**Problem to solve**
Which lines below contain "labels"? Pull them out.

**Exercise input**
/---

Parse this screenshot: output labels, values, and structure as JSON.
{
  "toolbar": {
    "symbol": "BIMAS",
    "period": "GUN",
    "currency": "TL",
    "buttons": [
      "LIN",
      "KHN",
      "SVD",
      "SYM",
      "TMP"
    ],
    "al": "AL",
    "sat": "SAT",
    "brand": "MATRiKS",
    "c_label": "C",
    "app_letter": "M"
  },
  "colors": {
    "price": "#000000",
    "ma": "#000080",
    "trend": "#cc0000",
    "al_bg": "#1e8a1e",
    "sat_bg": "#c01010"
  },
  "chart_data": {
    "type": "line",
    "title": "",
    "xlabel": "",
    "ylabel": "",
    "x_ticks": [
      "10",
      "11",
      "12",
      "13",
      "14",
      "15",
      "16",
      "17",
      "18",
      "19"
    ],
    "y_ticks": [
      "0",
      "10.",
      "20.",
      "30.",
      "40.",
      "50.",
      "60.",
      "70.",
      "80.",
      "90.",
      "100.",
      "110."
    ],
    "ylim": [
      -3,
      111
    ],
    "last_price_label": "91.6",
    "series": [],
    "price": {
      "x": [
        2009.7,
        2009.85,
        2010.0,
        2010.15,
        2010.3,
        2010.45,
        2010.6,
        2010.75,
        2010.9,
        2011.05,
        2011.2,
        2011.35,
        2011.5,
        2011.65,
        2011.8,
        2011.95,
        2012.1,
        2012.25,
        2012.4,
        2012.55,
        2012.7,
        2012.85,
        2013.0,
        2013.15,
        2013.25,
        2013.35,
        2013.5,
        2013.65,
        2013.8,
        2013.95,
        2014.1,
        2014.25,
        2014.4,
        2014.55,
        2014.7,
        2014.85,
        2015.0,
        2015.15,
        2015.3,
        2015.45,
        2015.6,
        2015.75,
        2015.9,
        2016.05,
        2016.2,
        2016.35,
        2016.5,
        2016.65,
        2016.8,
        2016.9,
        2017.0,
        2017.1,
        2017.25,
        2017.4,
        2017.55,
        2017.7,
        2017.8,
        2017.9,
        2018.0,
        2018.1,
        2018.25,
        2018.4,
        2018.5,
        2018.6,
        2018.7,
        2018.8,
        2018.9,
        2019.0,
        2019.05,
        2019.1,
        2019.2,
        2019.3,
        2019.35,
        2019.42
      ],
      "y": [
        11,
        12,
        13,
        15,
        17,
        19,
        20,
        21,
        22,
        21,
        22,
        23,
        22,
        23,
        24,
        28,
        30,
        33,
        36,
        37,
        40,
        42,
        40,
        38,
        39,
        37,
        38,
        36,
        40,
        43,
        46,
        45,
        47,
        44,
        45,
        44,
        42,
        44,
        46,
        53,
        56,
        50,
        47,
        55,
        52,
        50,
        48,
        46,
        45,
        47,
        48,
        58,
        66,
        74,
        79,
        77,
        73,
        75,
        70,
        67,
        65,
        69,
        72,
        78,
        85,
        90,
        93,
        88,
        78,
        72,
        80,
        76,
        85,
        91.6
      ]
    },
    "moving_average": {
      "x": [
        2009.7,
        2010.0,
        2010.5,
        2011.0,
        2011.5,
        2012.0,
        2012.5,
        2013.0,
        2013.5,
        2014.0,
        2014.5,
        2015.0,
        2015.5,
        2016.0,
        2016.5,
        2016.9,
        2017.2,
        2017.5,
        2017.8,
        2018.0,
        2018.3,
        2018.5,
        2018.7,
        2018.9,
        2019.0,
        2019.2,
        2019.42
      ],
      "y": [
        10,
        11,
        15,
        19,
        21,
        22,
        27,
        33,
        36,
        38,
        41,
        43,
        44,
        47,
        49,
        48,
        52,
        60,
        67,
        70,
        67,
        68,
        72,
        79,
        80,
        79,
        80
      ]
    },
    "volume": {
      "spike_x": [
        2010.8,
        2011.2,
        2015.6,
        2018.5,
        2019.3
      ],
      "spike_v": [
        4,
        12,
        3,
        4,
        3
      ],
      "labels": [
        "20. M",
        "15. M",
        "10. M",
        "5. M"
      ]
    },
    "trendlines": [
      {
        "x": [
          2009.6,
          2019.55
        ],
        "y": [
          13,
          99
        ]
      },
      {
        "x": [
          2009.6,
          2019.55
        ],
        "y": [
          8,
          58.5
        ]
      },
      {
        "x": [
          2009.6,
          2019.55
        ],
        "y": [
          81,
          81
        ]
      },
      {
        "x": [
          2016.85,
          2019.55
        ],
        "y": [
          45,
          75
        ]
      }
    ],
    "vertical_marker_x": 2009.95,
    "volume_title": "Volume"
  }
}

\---

**Answer to the problem**
Parse this screenshot: output labels, values, and structure as JSON.
      "labels": [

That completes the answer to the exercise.